Your goal:
Every record, down to the last line, must be given again exactly.

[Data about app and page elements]

====================

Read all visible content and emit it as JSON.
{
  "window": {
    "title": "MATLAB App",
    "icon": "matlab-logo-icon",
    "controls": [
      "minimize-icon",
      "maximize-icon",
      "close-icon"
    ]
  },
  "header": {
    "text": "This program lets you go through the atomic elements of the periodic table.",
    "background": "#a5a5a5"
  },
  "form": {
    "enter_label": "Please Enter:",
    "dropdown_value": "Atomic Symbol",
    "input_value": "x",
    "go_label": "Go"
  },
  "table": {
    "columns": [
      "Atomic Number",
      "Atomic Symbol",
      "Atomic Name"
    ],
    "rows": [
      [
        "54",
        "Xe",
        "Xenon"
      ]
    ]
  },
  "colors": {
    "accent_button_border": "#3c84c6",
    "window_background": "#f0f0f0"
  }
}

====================

The completed task:
Read all visible content and emit it as JSON.
{
  "window": {
    "title": "MATLAB App",
    "icon": "matlab-logo-icon",
    "controls": [
      "minimize-icon",
      "maximize-icon",
      "close-icon"
    ]
  },
  "header": {
    "text": "This program lets you go through the atomic elements of the periodic table.",
    "background": "#a5a5a5"
  },
  "form": {
    "enter_label": "Please Enter:",
    "dropdown_value": "Atomic Symbol",
    "input_value": "x",
    "go_label": "Go"
  },
  "table": {
    "columns": [
      "Atomic Number",
      "Atomic Symbol",
      "Atomic Name"
    ],
    "rows": [
      [
        "54",
        "Xe",
        "Xenon"
      ]
    ]
  },
  "colors": {
    "accent_button_border": "#3c84c6",
    "window_background": "#f0f0f0"
  }
}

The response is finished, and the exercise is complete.